According to a press release dated June 18, 2007, Majesco Entertainment has reached a tentative settlement of a class action filed against it in 2005, interim CEO Jesse Sutton told analysts in a conference call late Thurs. If nailed down, a deal would then need approval by a U.S. dist. judge in N.J., the company said in a 10-Q SEC filing. The proposal calls for Majesco to pay about $2.5 million in company stock, with an undisclosed amount of cash to be paid by the firm's insurance carrier, said Sutton. The terms would have no effect on company operations, he said. Majesco expects its insurance will also be "adequate" to deal with a separate suit by shareholder Trinad Capital Master Fund that made similar charges against the company, the 10-Q said. But Majesco warned that any additional expenses "could have a material adverse effect on our financial condition." … [Four] suits followed Majesco's slashing its fiscal 2005 financial forecast because of "substantially weaker than expected sales across all of the company's product lines" and other factors (CED July 14/05 p4). A 5th suit was filed in Sept. 2005. In Oct., they were all consolidated. Trinad Capital filed its similar suit the same month.
On February 3, 2006, the defendants filed various motions to dismiss the Amended Consolidated Complaint. On October 2, 2006, the Court entered the Opinion and Order signed by U.S. District Judge Peter G. Sheridan denying the defendants’ motions to dismiss the Amended Consolidated Complaint.
As disclosed by the Company’s FORM 10-Q for the quarterly period ended July 31, 2006, on October 11, 2005, the Court consolidated the five cases and appointed a Lead Plaintiff. On December 14, 2005, the Lead Plaintiff filed an Amended Consolidated Complaint, which is now the operative Complaint.
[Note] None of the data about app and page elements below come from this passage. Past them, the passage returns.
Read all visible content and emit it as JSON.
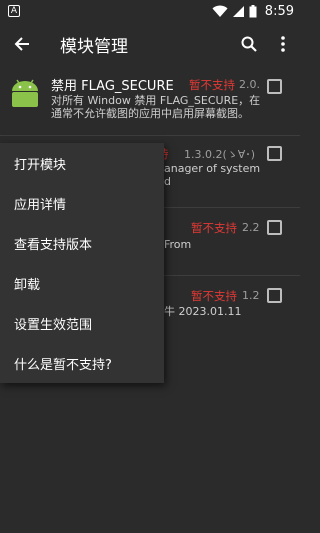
{
  "status_bar": {
    "a_icon": "A",
    "time": "8:59",
    "icons": [
      "wifi-icon",
      "signal-icon",
      "battery-icon"
    ]
  },
  "app_bar": {
    "title": "模块管理",
    "icons": [
      "back-arrow-icon",
      "search-icon",
      "more-vert-icon"
    ]
  },
  "modules": [
    {
      "name": "禁用 FLAG_SECURE",
      "status": "暂不支持",
      "version": "2.0.",
      "description": "对所有 Window 禁用 FLAG_SECURE，在通常不允许截图的应用中启用屏幕截图。",
      "checked": false
    },
    {
      "name": "",
      "status": "持",
      "version": "1.3.0.2(ゝ∀･)",
      "description_lines": [
        "anager of system",
        "d"
      ],
      "checked": false
    },
    {
      "name": "",
      "status": "暂不支持",
      "version": "2.2",
      "description_lines": [
        "From"
      ],
      "checked": false
    },
    {
      "name": "",
      "status": "暂不支持",
      "version": "1.2",
      "description_lines": [
        "牛 2023.01.11"
      ],
      "checked": false
    }
  ],
  "menu": {
    "items": [
      "打开模块",
      "应用详情",
      "查看支持版本",
      "卸载",
      "设置生效范围",
      "什么是暂不支持?"
    ]
  },
  "colors": {
    "background": "#2b2b2b",
    "menu_background": "#333333",
    "status_red": "#e53935",
    "android_green": "#8bc34a"
  }
}
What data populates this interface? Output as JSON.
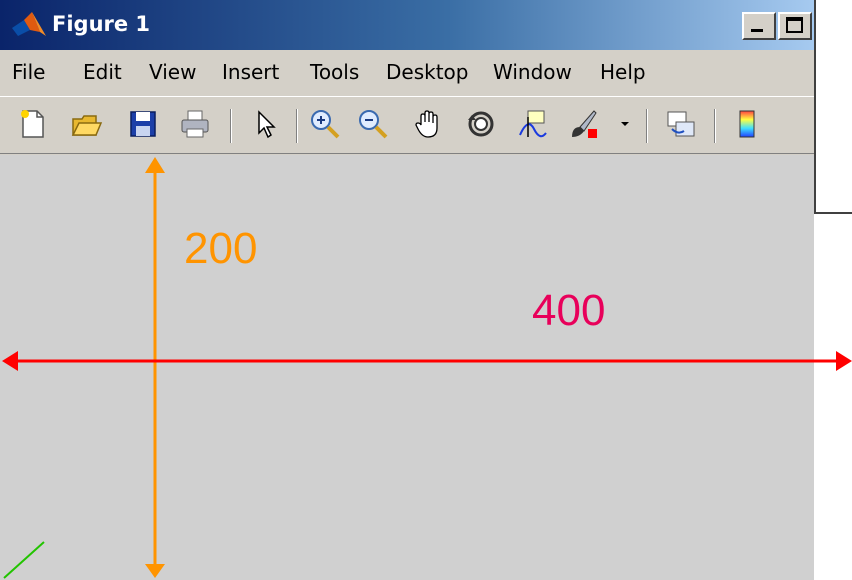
{
  "window": {
    "title": "Figure 1",
    "controls": {
      "minimize": "minimize",
      "maximize": "maximize"
    }
  },
  "menu": {
    "items": [
      {
        "label": "File"
      },
      {
        "label": "Edit"
      },
      {
        "label": "View"
      },
      {
        "label": "Insert"
      },
      {
        "label": "Tools"
      },
      {
        "label": "Desktop"
      },
      {
        "label": "Window"
      },
      {
        "label": "Help"
      }
    ]
  },
  "toolbar": {
    "icons": [
      "new-figure-icon",
      "open-file-icon",
      "save-icon",
      "print-icon",
      "select-arrow-icon",
      "zoom-in-icon",
      "zoom-out-icon",
      "pan-hand-icon",
      "rotate-3d-icon",
      "data-cursor-icon",
      "brush-icon",
      "dropdown-arrow-icon",
      "link-plot-icon",
      "colorbar-icon"
    ]
  },
  "annotations": {
    "vertical_label": "200",
    "horizontal_label": "400",
    "vertical_color": "#ff9400",
    "horizontal_color": "#ff0000",
    "horizontal_label_color": "#e8005a",
    "corner_line_color": "#22c400"
  }
}
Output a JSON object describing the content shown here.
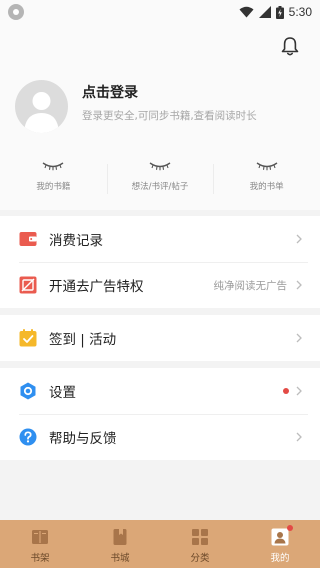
{
  "status_bar": {
    "time": "5:30"
  },
  "header": {
    "login_title": "点击登录",
    "login_subtitle": "登录更安全,可同步书籍,查看阅读时长"
  },
  "stats": [
    {
      "label": "我的书籍"
    },
    {
      "label": "想法/书评/帖子"
    },
    {
      "label": "我的书单"
    }
  ],
  "menu": {
    "consumption": {
      "label": "消费记录"
    },
    "ad_free": {
      "label": "开通去广告特权",
      "hint": "纯净阅读无广告"
    },
    "checkin": {
      "label": "签到 | 活动"
    },
    "settings": {
      "label": "设置",
      "has_dot": true
    },
    "help": {
      "label": "帮助与反馈"
    }
  },
  "tabs": [
    {
      "label": "书架",
      "icon": "bookshelf-icon"
    },
    {
      "label": "书城",
      "icon": "bookstore-icon"
    },
    {
      "label": "分类",
      "icon": "category-icon"
    },
    {
      "label": "我的",
      "icon": "profile-icon",
      "active": true,
      "badge": true
    }
  ],
  "colors": {
    "accent_red": "#e34a45",
    "tabbar_bg": "#dba777",
    "checkin_yellow": "#f5b82a",
    "settings_blue": "#2f8ff0"
  }
}
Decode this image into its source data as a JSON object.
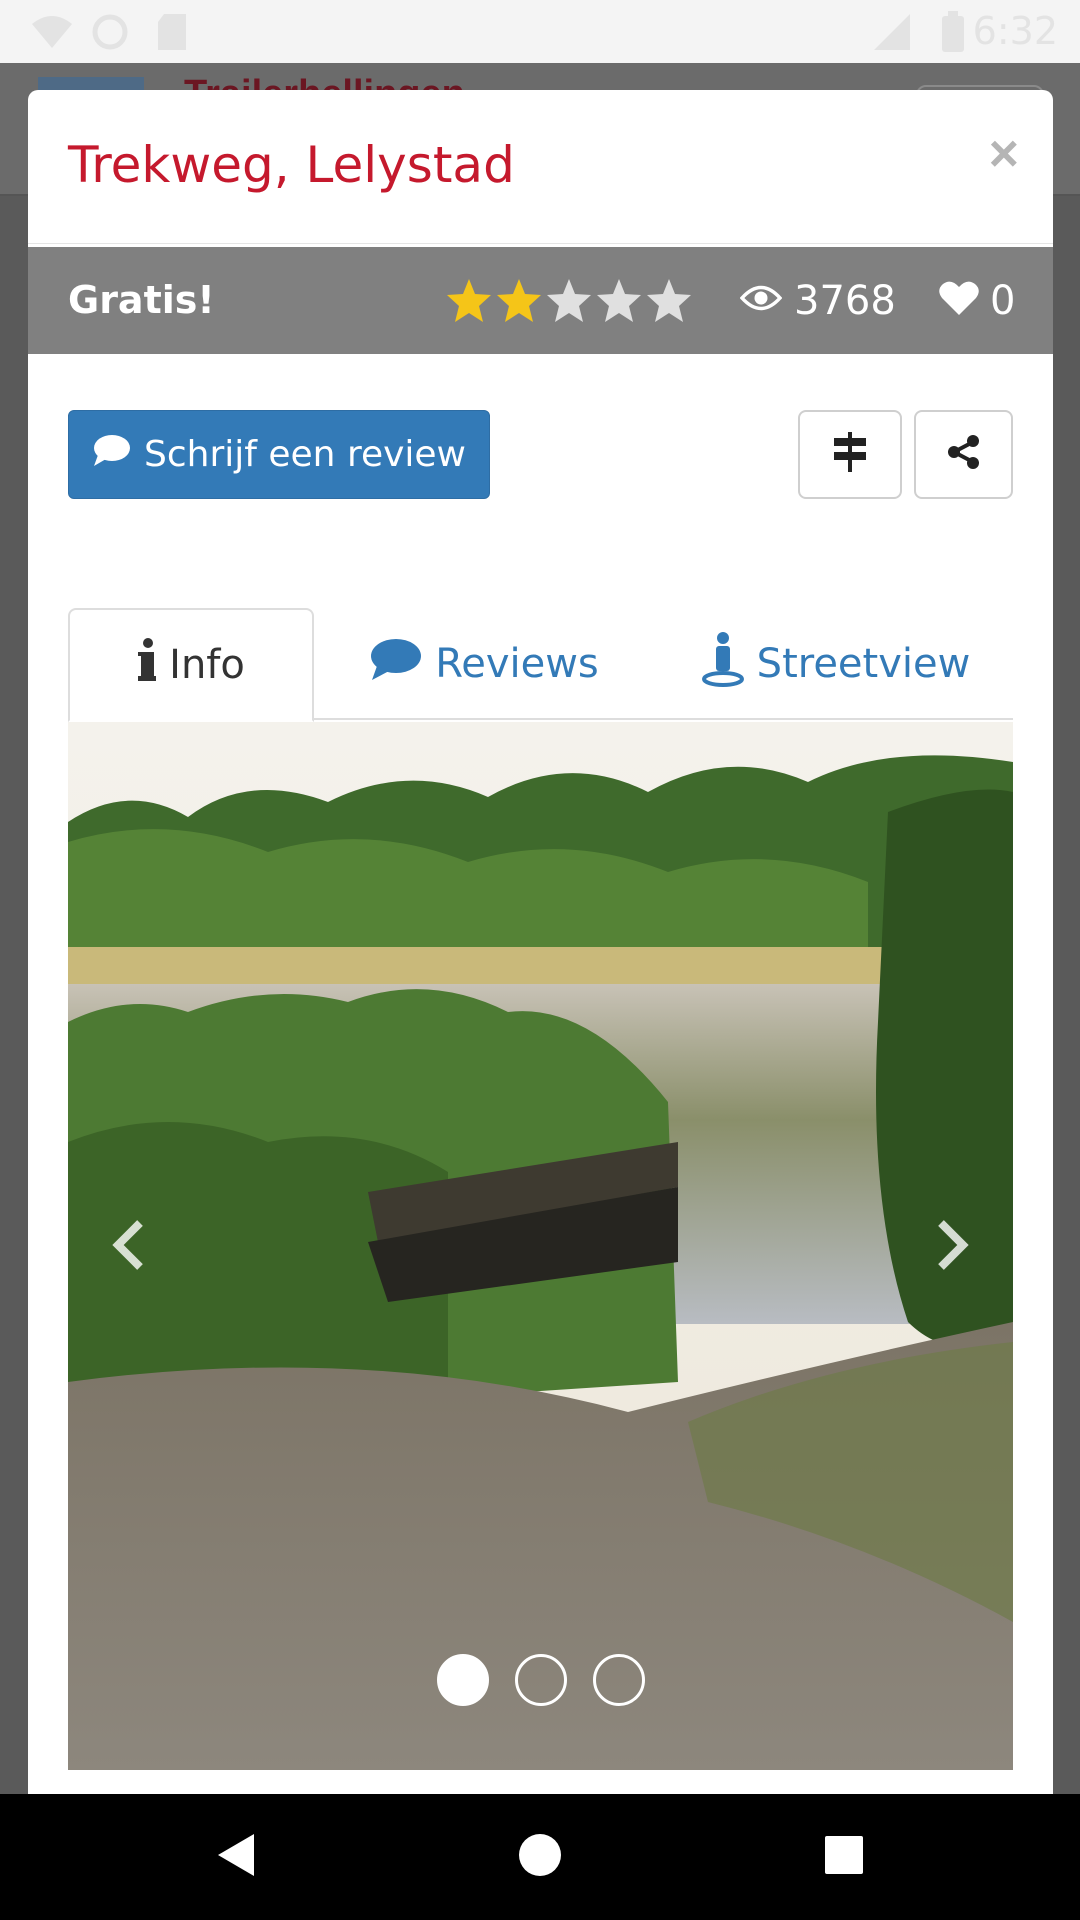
{
  "status_bar": {
    "time": "6:32"
  },
  "background_app": {
    "title": "Trailerhellingen"
  },
  "modal": {
    "title": "Trekweg, Lelystad",
    "close_symbol": "×",
    "info_bar": {
      "price_label": "Gratis!",
      "rating": 2,
      "rating_max": 5,
      "views": "3768",
      "likes": "0",
      "star_color_filled": "#f5c518",
      "star_color_empty": "#e0e0e0"
    },
    "review_button": {
      "icon": "comment-icon",
      "label": "Schrijf een review"
    },
    "directions_button": {
      "icon": "signpost-icon"
    },
    "share_button": {
      "icon": "share-icon"
    },
    "tabs": [
      {
        "icon": "info-icon",
        "label": "Info",
        "active": true
      },
      {
        "icon": "comment-icon",
        "label": "Reviews",
        "active": false
      },
      {
        "icon": "street-view-icon",
        "label": "Streetview",
        "active": false
      }
    ],
    "carousel": {
      "slide_count": 3,
      "active_slide": 1,
      "image_description": "boat ramp by a lake with reeds and trees"
    }
  },
  "colors": {
    "title_red": "#c5192d",
    "primary_blue": "#337ab7",
    "info_bar_gray": "#808080"
  }
}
The original Complaint alleges that defendants, Majesco and certain of its officers, represented that the Company's revenue and income would continue to grow over its impressive 2004 and first half of 2005 results in its fiscal year 2005, even as the Company increased its investment in product development and marketing. According to defendants, the Company expected $175-$185 million in net revenues and operating income of $16-$18 million in 2005, representing strong growth over Majesco's 2004 results. Unbeknownst to investors, however, Majesco's strong reported growth resulted, in material part, from the Company having inundated its retailers with product that defendants knew was in excess of end-user demand. Defendants representations regarding the Company's expected 2005 revenues and earnings lacked any basis and deceived investors about the true state of Majesco's business and prospects. As defendants knew or recklessly disregarded, the Company's strong growth was unsustainable because retailers would either return a material quantity of unsold products or would meet 2005 demand by selling off excess inventory instead of ordering new products. In addition, unbeknownst to investors, but known to or recklessly disregarded by defendants, two of the Company's new video game titles flopped, and the Company could not meet its earnings expectations without the success of these new titles. Defendants were motivated to engage in the wrongdoing alleged herein so that Majesco's planned secondary offering, which allowed many large stockholders, mostly institutions, to sell their personally held Majesco shares, would be priced higher than it would have been had investors known the truth about the Company's business.
The complaint further alleges that on or around July 12, 2005, after the close of regular trading, Majesco issued a press release announcing a dramatic reduction in its expected 2005 results. Rather than earning $16-$18 million in 2005, defendants announced that the Company would swing to a loss of $16-$19 million on revenues of $120 to $125 million. The Company attributed this astounding reversal to: substantially weaker demand for all of the Company's products; a glut of Majesco products sitting on retailers' shelves or in their stockrooms; and weak reorders. Majesco also announced that defendant Yankowski had resigned his positions as Majesco's Chairman and Chief Executive Officer. In response to this announcement, the price of Majesco common stock plummeted, falling by 48% in one day, from $6.89 per share on July 12, 2005 to $3.56 per share on July 13, 2005, earning it the dubious distinction of being the largest percentage loser on the Nasdaq for the day.